40 Congressmen: Keep Ban of Movie Futures Trading

Bipartisan group wants ban kept in reconciled financial reform package

Forty Congressmen are calling on leaders of the House Agriculture Committee to keep a ban on movie box office futures trading in the final version of the financial reform measure to emerge from Congress.

In a letter sent Wednesday to House Agriculture Committee chairman Collin Peterson, D-Minn., and to Rep. Frank Lucas, R-Okla., the ranking Republican on the committee, the bipartisan group suggested “the opportunities for abuse and manipulation” of box office futures numbers are enormous.

Peterson and Lucas have been appointed by House leaders to resolve differences in the legislation.

The congressmen also said they are unaware of any entities seeking to use the futures to hedge the risks of moviemaking — though the Commodity Futures Trading Commission has heard testimony and received letters from several movie investment officials saying they would use the futures trading vehicles to hedge risks.

We “believe that the intended functions of these new exchanges are for purposes other than those for which legitimate futures markets exist,” the letter said.

The letter comes as the Senate and House begin to reconcile different versions of far-reaching financial reform legislation.
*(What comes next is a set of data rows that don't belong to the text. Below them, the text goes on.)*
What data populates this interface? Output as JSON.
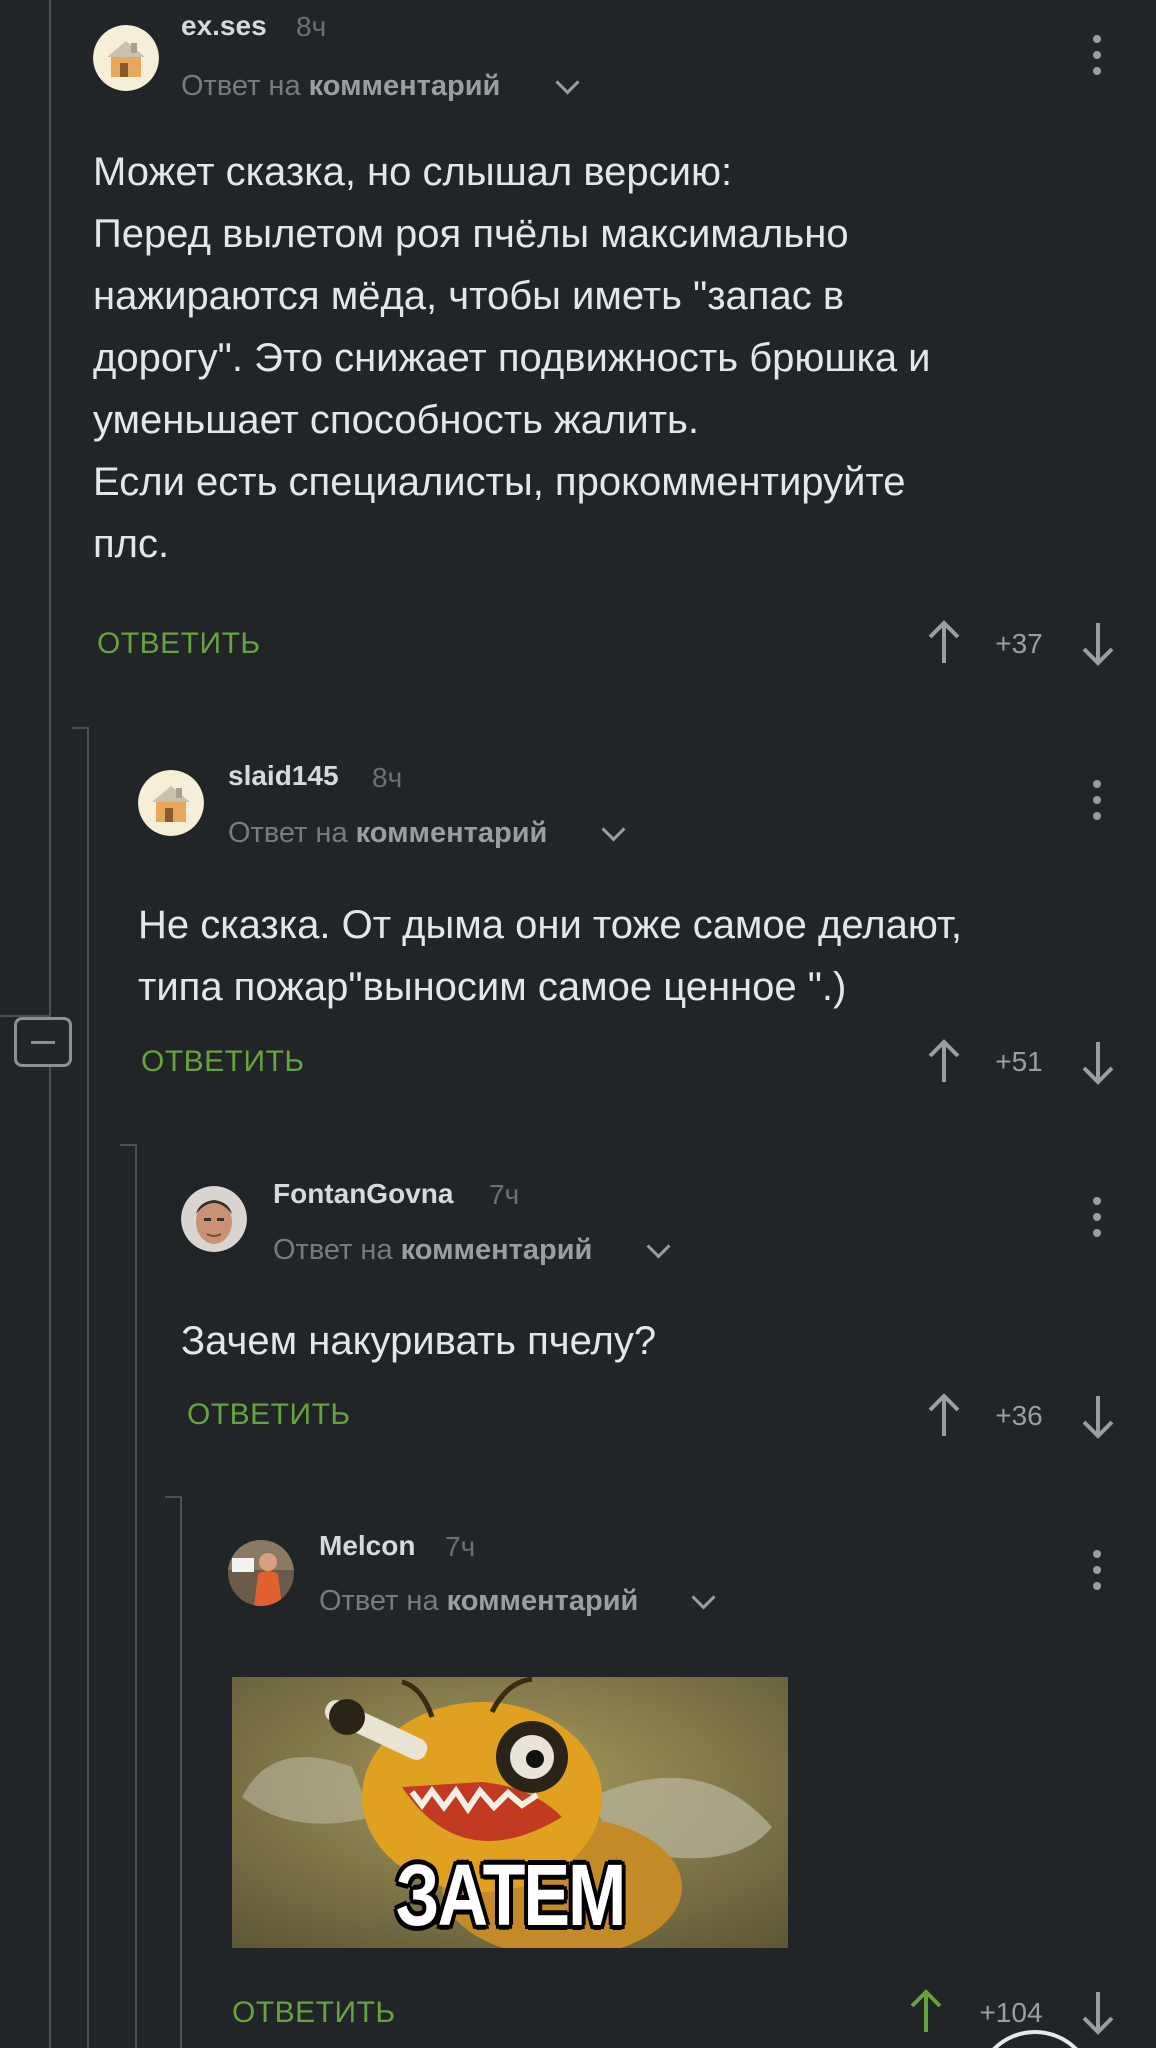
{
  "comments": [
    {
      "username": "ex.ses",
      "time": "8ч",
      "reply_prefix": "Ответ на",
      "reply_target": "комментарий",
      "text": "Может сказка, но слышал версию:\nПеред вылетом роя пчёлы максимально\nнажираются мёда, чтобы иметь \"запас в\nдорогу\". Это снижает подвижность брюшка и\nуменьшает способность жалить.\nЕсли есть специалисты, прокомментируйте\nплс.",
      "reply_label": "ОТВЕТИТЬ",
      "rating": "+37",
      "avatar": "house-icon"
    },
    {
      "username": "slaid145",
      "time": "8ч",
      "reply_prefix": "Ответ на",
      "reply_target": "комментарий",
      "text": "Не сказка. От дыма они тоже самое делают,\nтипа пожар\"выносим самое ценное \".)",
      "reply_label": "ОТВЕТИТЬ",
      "rating": "+51",
      "avatar": "house-icon"
    },
    {
      "username": "FontanGovna",
      "time": "7ч",
      "reply_prefix": "Ответ на",
      "reply_target": "комментарий",
      "text": "Зачем накуривать пчелу?",
      "reply_label": "ОТВЕТИТЬ",
      "rating": "+36",
      "avatar": "face-photo"
    },
    {
      "username": "Melcon",
      "time": "7ч",
      "reply_prefix": "Ответ на",
      "reply_target": "комментарий",
      "image_caption": "ЗАТЕМ",
      "reply_label": "ОТВЕТИТЬ",
      "rating": "+104",
      "avatar": "person-photo"
    }
  ],
  "colors": {
    "background": "#222528",
    "reply_green": "#65a33e",
    "upvote_active": "#65a33e",
    "thread_line": "#4b5057"
  }
}
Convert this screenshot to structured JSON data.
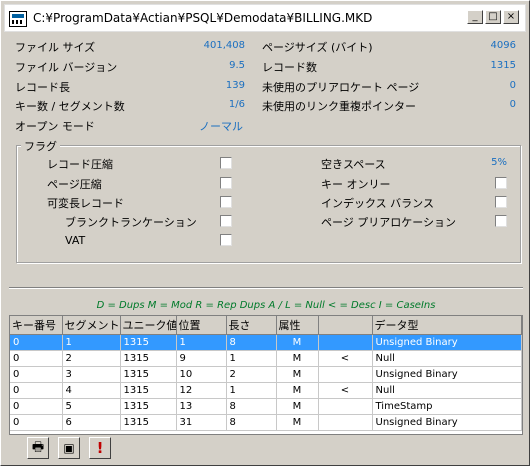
{
  "window": {
    "title": "C:¥ProgramData¥Actian¥PSQL¥Demodata¥BILLING.MKD",
    "minimize": "_",
    "maximize": "□",
    "close": "×"
  },
  "stats": {
    "file_size_label": "ファイル サイズ",
    "file_size_value": "401,408",
    "file_version_label": "ファイル バージョン",
    "file_version_value": "9.5",
    "record_length_label": "レコード長",
    "record_length_value": "139",
    "keys_segments_label": "キー数 / セグメント数",
    "keys_segments_value": "1/6",
    "open_mode_label": "オープン モード",
    "open_mode_value": "ノーマル",
    "page_size_label": "ページサイズ (バイト)",
    "page_size_value": "4096",
    "record_count_label": "レコード数",
    "record_count_value": "1315",
    "unused_prealloc_label": "未使用のプリアロケート ページ",
    "unused_prealloc_value": "0",
    "unused_dup_ptr_label": "未使用のリンク重複ポインター",
    "unused_dup_ptr_value": "0"
  },
  "flags": {
    "legend": "フラグ",
    "record_compression": "レコード圧縮",
    "page_compression": "ページ圧縮",
    "variable_length": "可変長レコード",
    "blank_truncation": "ブランクトランケーション",
    "vat": "VAT",
    "free_space_label": "空きスペース",
    "free_space_value": "5%",
    "key_only": "キー オンリー",
    "index_balance": "インデックス バランス",
    "page_preallocation": "ページ プリアロケーション"
  },
  "legend_text": "D = Dups   M = Mod   R = Rep  Dups   A / L = Null   < = Desc   I = CaseIns",
  "table": {
    "headers": [
      "キー番号",
      "セグメント",
      "ユニーク値",
      "位置",
      "長さ",
      "属性",
      "",
      "データ型"
    ],
    "rows": [
      [
        "0",
        "1",
        "1315",
        "1",
        "8",
        "M",
        "",
        "Unsigned Binary"
      ],
      [
        "0",
        "2",
        "1315",
        "9",
        "1",
        "M",
        "<",
        "Null"
      ],
      [
        "0",
        "3",
        "1315",
        "10",
        "2",
        "M",
        "",
        "Unsigned Binary"
      ],
      [
        "0",
        "4",
        "1315",
        "12",
        "1",
        "M",
        "<",
        "Null"
      ],
      [
        "0",
        "5",
        "1315",
        "13",
        "8",
        "M",
        "",
        "TimeStamp"
      ],
      [
        "0",
        "6",
        "1315",
        "31",
        "8",
        "M",
        "",
        "Unsigned Binary"
      ]
    ]
  },
  "toolbar": {
    "print_icon": "🖶",
    "save_icon": "▣",
    "alert_icon": "!"
  }
}
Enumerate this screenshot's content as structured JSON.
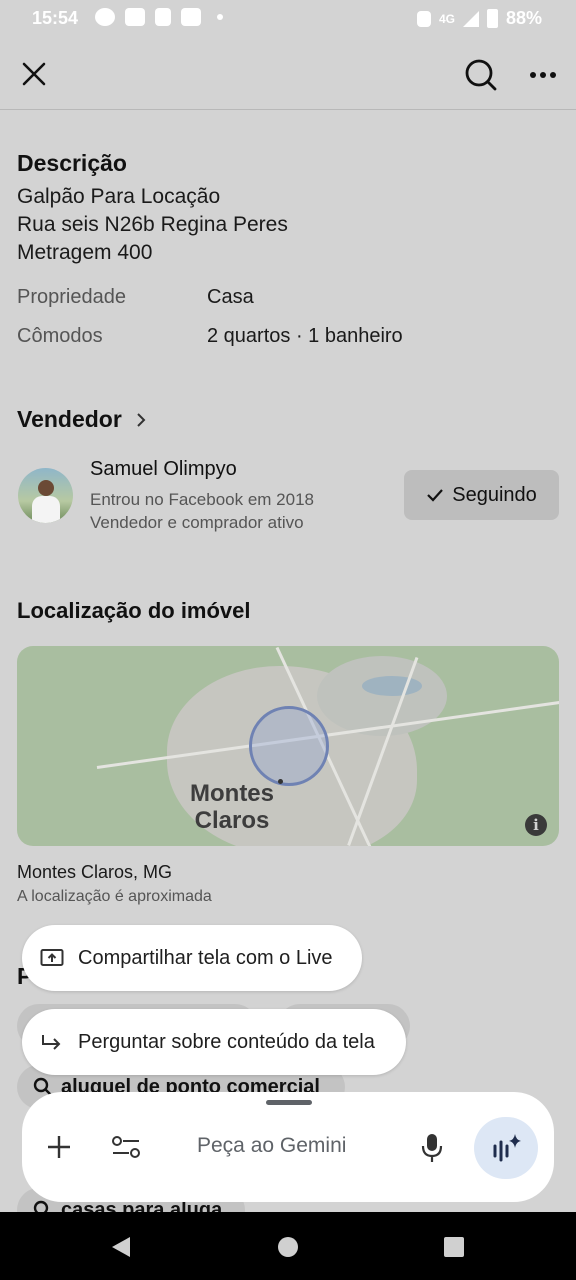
{
  "status_bar": {
    "time": "15:54",
    "network": "4G",
    "battery": "88%"
  },
  "description": {
    "heading": "Descrição",
    "lines": [
      "Galpão Para Locação",
      "Rua seis N26b Regina Peres",
      "Metragem 400"
    ]
  },
  "details": [
    {
      "label": "Propriedade",
      "value": "Casa"
    },
    {
      "label": "Cômodos",
      "value": "2 quartos · 1 banheiro"
    }
  ],
  "seller": {
    "heading": "Vendedor",
    "name": "Samuel Olimpyo",
    "joined": "Entrou no Facebook em 2018",
    "activity": "Vendedor e comprador ativo",
    "follow_label": "Seguindo"
  },
  "location": {
    "heading": "Localização do imóvel",
    "map_city_line1": "Montes",
    "map_city_line2": "Claros",
    "city": "Montes Claros, MG",
    "note": "A localização é aproximada"
  },
  "partial_section_initial": "P",
  "suggestions": [
    {
      "label": "aluguel de ponto comercial"
    },
    {
      "label": "casas para aluga"
    }
  ],
  "overlay": {
    "share_screen_label": "Compartilhar tela com o Live",
    "ask_screen_label": "Perguntar sobre conteúdo da tela",
    "prompt_placeholder": "Peça ao Gemini"
  }
}
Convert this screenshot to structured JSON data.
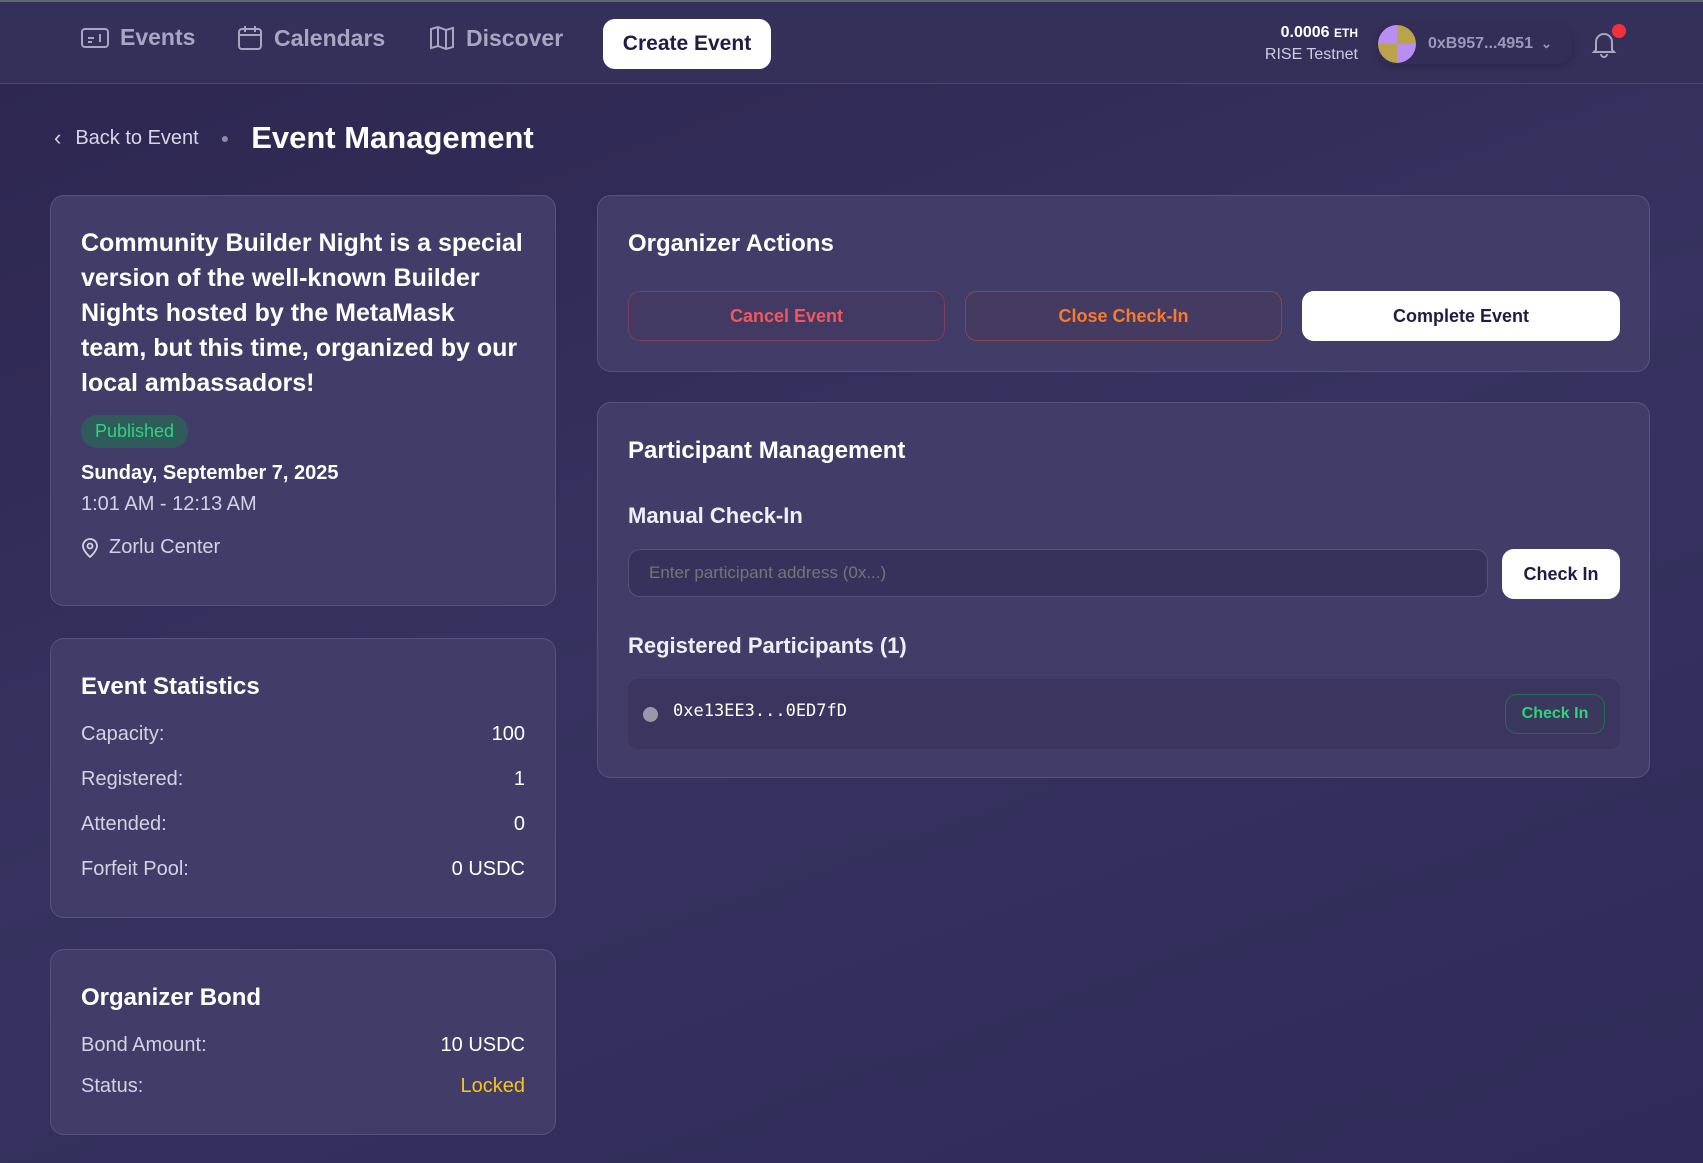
{
  "nav": {
    "items": [
      {
        "label": "Events",
        "icon": "ticket-icon"
      },
      {
        "label": "Calendars",
        "icon": "calendar-icon"
      },
      {
        "label": "Discover",
        "icon": "map-icon"
      }
    ],
    "create_label": "Create Event"
  },
  "wallet": {
    "balance": "0.0006",
    "unit": "ETH",
    "network": "RISE Testnet",
    "address": "0xB957...4951"
  },
  "breadcrumb": {
    "back": "Back to Event",
    "title": "Event Management"
  },
  "event": {
    "title": "Community Builder Night is a special version of the well-known Builder Nights hosted by the MetaMask team, but this time, organized by our local ambassadors!",
    "status": "Published",
    "date": "Sunday, September 7, 2025",
    "time": "1:01 AM - 12:13 AM",
    "location": "Zorlu Center"
  },
  "stats": {
    "title": "Event Statistics",
    "rows": [
      {
        "label": "Capacity:",
        "value": "100"
      },
      {
        "label": "Registered:",
        "value": "1"
      },
      {
        "label": "Attended:",
        "value": "0"
      },
      {
        "label": "Forfeit Pool:",
        "value": "0 USDC"
      }
    ]
  },
  "bond": {
    "title": "Organizer Bond",
    "amount_label": "Bond Amount:",
    "amount": "10 USDC",
    "status_label": "Status:",
    "status": "Locked"
  },
  "actions": {
    "title": "Organizer Actions",
    "cancel": "Cancel Event",
    "close": "Close Check-In",
    "complete": "Complete Event"
  },
  "participants": {
    "title": "Participant Management",
    "manual_title": "Manual Check-In",
    "placeholder": "Enter participant address (0x...)",
    "check_in": "Check In",
    "registered_title": "Registered Participants (1)",
    "list": [
      {
        "address": "0xe13EE3...0ED7fD",
        "action": "Check In"
      }
    ]
  },
  "colors": {
    "published": "#2ed47a",
    "locked": "#f5c518",
    "cancel": "#f0575f",
    "close": "#f97a2c"
  }
}
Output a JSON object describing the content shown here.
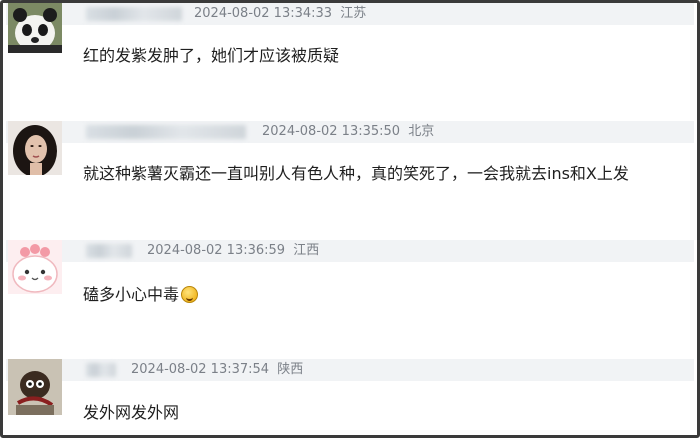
{
  "comments": [
    {
      "avatar": "panda-avatar",
      "timestamp": "2024-08-02 13:34:33",
      "location": "江苏",
      "text": "红的发紫发肿了，她们才应该被质疑"
    },
    {
      "avatar": "woman-portrait-avatar",
      "timestamp": "2024-08-02 13:35:50",
      "location": "北京",
      "text": "就这种紫薯灭霸还一直叫别人有色人种，真的笑死了，一会我就去ins和X上发"
    },
    {
      "avatar": "pink-cartoon-avatar",
      "timestamp": "2024-08-02 13:36:59",
      "location": "江西",
      "text": "磕多小心中毒",
      "emoji": "laughing-emoji-icon"
    },
    {
      "avatar": "cartoon-character-avatar",
      "timestamp": "2024-08-02 13:37:54",
      "location": "陕西",
      "text": "发外网发外网"
    }
  ]
}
The version the Senate passed last month bars the CFTC from approving new applications to trade movie box office futures, instigated by the agriculture committee.

The House version, approved last December, has no similar language.